* Work task: Reproduce all records exactly.

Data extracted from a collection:
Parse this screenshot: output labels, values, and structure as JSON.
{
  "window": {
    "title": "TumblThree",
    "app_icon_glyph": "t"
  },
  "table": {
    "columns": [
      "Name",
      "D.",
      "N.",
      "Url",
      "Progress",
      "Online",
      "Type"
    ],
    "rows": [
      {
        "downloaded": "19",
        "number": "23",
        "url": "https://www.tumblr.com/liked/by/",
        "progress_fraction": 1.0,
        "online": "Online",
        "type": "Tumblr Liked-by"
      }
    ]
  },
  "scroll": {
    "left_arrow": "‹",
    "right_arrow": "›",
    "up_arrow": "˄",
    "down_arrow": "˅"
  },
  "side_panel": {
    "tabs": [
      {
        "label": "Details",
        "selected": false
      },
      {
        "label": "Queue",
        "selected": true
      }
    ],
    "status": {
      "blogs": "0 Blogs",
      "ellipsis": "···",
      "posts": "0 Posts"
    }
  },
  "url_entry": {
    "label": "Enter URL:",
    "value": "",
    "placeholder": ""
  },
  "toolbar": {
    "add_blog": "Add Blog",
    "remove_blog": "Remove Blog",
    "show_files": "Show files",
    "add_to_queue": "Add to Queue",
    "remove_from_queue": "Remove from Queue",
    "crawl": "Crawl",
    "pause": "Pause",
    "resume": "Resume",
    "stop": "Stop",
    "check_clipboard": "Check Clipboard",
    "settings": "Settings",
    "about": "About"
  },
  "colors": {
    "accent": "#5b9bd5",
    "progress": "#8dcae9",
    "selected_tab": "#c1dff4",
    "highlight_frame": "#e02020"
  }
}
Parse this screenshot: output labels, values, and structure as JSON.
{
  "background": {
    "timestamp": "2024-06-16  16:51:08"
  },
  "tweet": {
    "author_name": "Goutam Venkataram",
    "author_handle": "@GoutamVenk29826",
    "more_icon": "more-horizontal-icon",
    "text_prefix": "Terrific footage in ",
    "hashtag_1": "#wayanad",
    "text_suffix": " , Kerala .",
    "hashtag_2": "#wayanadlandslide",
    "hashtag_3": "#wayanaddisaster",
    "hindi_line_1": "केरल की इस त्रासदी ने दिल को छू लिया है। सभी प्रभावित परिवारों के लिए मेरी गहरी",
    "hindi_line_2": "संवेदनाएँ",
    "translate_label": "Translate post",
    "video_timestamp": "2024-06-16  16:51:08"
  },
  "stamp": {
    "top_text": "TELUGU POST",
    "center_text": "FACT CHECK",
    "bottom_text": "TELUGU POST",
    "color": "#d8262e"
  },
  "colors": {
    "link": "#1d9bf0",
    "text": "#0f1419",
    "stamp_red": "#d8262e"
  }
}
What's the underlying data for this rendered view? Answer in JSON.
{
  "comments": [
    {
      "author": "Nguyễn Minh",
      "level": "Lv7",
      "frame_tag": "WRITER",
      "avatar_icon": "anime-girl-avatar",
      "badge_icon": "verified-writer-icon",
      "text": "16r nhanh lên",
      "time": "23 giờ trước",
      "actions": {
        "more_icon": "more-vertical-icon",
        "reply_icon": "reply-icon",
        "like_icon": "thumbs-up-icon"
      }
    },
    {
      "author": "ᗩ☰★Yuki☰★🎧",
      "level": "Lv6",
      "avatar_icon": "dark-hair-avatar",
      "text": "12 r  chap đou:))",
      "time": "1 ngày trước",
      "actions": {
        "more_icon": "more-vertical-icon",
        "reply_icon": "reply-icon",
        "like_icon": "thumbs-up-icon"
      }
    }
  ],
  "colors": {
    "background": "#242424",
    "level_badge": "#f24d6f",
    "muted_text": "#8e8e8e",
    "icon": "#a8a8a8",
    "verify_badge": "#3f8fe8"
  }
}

* Response to this task:
Parse this screenshot: output labels, values, and structure as JSON.
{
  "window": {
    "title": "TumblThree",
    "app_icon_glyph": "t"
  },
  "table": {
    "columns": [
      "Name",
      "D.",
      "N.",
      "Url",
      "Progress",
      "Online",
      "Type"
    ],
    "rows": [
      {
        "downloaded": "19",
        "number": "23",
        "url": "https://www.tumblr.com/liked/by/",
        "progress_fraction": 1.0,
        "online": "Online",
        "type": "Tumblr Liked-by"
      }
    ]
  },
  "scroll": {
    "left_arrow": "‹",
    "right_arrow": "›",
    "up_arrow": "˄",
    "down_arrow": "˅"
  },
  "side_panel": {
    "tabs": [
      {
        "label": "Details",
        "selected": false
      },
      {
        "label": "Queue",
        "selected": true
      }
    ],
    "status": {
      "blogs": "0 Blogs",
      "ellipsis": "···",
      "posts": "0 Posts"
    }
  },
  "url_entry": {
    "label": "Enter URL:",
    "value": "",
    "placeholder": ""
  },
  "toolbar": {
    "add_blog": "Add Blog",
    "remove_blog": "Remove Blog",
    "show_files": "Show files",
    "add_to_queue": "Add to Queue",
    "remove_from_queue": "Remove from Queue",
    "crawl": "Crawl",
    "pause": "Pause",
    "resume": "Resume",
    "stop": "Stop",
    "check_clipboard": "Check Clipboard",
    "settings": "Settings",
    "about": "About"
  },
  "colors": {
    "accent": "#5b9bd5",
    "progress": "#8dcae9",
    "selected_tab": "#c1dff4",
    "highlight_frame": "#e02020"
  }
}
Parse this screenshot: output labels, values, and structure as JSON.
{
  "background": {
    "timestamp": "2024-06-16  16:51:08"
  },
  "tweet": {
    "author_name": "Goutam Venkataram",
    "author_handle": "@GoutamVenk29826",
    "more_icon": "more-horizontal-icon",
    "text_prefix": "Terrific footage in ",
    "hashtag_1": "#wayanad",
    "text_suffix": " , Kerala .",
    "hashtag_2": "#wayanadlandslide",
    "hashtag_3": "#wayanaddisaster",
    "hindi_line_1": "केरल की इस त्रासदी ने दिल को छू लिया है। सभी प्रभावित परिवारों के लिए मेरी गहरी",
    "hindi_line_2": "संवेदनाएँ",
    "translate_label": "Translate post",
    "video_timestamp": "2024-06-16  16:51:08"
  },
  "stamp": {
    "top_text": "TELUGU POST",
    "center_text": "FACT CHECK",
    "bottom_text": "TELUGU POST",
    "color": "#d8262e"
  },
  "colors": {
    "link": "#1d9bf0",
    "text": "#0f1419",
    "stamp_red": "#d8262e"
  }
}
What's the underlying data for this rendered view? Answer in JSON.
{
  "comments": [
    {
      "author": "Nguyễn Minh",
      "level": "Lv7",
      "frame_tag": "WRITER",
      "avatar_icon": "anime-girl-avatar",
      "badge_icon": "verified-writer-icon",
      "text": "16r nhanh lên",
      "time": "23 giờ trước",
      "actions": {
        "more_icon": "more-vertical-icon",
        "reply_icon": "reply-icon",
        "like_icon": "thumbs-up-icon"
      }
    },
    {
      "author": "ᗩ☰★Yuki☰★🎧",
      "level": "Lv6",
      "avatar_icon": "dark-hair-avatar",
      "text": "12 r  chap đou:))",
      "time": "1 ngày trước",
      "actions": {
        "more_icon": "more-vertical-icon",
        "reply_icon": "reply-icon",
        "like_icon": "thumbs-up-icon"
      }
    }
  ],
  "colors": {
    "background": "#242424",
    "level_badge": "#f24d6f",
    "muted_text": "#8e8e8e",
    "icon": "#a8a8a8",
    "verify_badge": "#3f8fe8"
  }
}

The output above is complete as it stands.